Work instruction: Please return every line in the entries below with the word "value" in it.

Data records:
○ ○ ○ ○
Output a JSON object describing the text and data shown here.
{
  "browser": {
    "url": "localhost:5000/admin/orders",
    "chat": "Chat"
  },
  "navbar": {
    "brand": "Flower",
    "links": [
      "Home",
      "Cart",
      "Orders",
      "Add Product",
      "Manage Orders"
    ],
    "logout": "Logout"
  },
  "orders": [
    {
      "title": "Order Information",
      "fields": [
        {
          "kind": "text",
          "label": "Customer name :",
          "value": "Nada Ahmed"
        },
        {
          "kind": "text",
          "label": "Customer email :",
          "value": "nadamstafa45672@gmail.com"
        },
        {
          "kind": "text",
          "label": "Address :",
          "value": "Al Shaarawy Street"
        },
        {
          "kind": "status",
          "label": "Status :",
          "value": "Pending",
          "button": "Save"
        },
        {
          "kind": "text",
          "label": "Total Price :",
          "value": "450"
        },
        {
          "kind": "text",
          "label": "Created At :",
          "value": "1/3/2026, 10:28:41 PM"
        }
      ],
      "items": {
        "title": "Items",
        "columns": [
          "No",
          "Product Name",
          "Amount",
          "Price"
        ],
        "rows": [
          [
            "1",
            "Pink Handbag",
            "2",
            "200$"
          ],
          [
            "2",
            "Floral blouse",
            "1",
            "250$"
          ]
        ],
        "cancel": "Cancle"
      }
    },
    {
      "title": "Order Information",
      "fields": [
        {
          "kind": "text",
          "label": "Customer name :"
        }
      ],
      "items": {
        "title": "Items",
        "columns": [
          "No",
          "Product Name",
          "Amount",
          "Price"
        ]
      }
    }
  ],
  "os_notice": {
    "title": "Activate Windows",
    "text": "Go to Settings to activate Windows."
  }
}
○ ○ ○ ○
Output of the task:
          "value": "Nada Ahmed"
          "value": "nadamstafa45672@gmail.com"
          "value": "Al Shaarawy Street"
          "value": "Pending",
          "value": "450"
          "value": "1/3/2026, 10:28:41 PM"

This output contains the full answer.